═══ Records shown ═══

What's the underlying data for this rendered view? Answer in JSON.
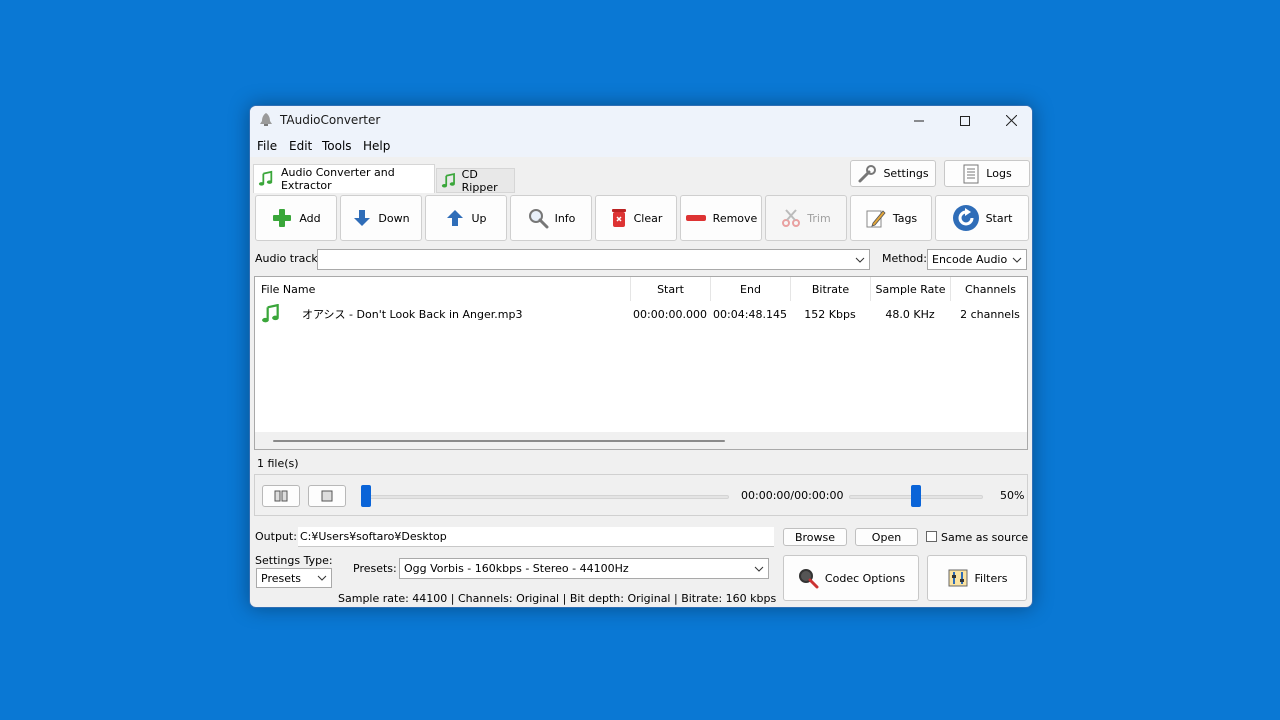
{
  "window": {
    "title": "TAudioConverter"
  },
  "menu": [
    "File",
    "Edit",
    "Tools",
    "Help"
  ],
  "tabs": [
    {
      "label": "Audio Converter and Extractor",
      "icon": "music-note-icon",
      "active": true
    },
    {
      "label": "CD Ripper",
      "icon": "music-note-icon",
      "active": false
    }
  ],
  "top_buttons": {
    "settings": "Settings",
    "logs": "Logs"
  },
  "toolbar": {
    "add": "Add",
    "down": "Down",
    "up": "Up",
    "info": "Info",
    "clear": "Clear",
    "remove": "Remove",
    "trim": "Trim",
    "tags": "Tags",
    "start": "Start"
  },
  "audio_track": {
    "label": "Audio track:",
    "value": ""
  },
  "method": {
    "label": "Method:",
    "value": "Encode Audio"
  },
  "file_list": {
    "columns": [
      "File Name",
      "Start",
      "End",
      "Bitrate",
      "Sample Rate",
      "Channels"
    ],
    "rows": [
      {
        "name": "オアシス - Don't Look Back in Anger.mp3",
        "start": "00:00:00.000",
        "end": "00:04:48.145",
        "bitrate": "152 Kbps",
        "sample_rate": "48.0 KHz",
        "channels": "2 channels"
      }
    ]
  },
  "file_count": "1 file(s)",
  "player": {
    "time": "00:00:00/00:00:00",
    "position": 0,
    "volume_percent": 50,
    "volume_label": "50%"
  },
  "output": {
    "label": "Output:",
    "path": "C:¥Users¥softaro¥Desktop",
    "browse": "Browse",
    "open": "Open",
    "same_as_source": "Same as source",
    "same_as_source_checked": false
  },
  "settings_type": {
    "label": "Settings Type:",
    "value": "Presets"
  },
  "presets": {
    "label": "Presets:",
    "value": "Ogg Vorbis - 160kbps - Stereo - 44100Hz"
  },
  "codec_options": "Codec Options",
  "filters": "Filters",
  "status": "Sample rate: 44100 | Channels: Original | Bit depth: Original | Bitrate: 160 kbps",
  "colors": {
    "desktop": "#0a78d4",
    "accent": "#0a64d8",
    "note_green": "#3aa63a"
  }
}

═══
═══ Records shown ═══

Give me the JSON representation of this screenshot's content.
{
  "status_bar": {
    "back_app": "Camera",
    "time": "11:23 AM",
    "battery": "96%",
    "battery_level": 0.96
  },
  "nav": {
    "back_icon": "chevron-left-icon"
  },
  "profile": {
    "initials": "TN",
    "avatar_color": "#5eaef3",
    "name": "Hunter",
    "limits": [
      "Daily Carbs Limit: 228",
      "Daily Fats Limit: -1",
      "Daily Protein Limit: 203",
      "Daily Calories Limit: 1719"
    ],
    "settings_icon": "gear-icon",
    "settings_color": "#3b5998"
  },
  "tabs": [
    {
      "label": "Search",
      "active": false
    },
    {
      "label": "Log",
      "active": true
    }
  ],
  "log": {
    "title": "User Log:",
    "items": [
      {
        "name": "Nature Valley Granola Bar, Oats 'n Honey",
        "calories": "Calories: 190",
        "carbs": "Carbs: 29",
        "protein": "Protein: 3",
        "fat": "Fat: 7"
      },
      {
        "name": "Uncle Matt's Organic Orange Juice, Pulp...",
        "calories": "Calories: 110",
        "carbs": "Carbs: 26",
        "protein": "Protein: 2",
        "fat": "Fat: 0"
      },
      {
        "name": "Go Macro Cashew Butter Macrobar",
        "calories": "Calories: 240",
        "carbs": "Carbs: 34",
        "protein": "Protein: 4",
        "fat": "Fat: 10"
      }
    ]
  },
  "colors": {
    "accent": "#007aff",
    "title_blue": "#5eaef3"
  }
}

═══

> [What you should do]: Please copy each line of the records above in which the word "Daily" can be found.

> [Answer to the problem]:
      "Daily Carbs Limit: 228",
      "Daily Fats Limit: -1",
      "Daily Protein Limit: 203",
      "Daily Calories Limit: 1719"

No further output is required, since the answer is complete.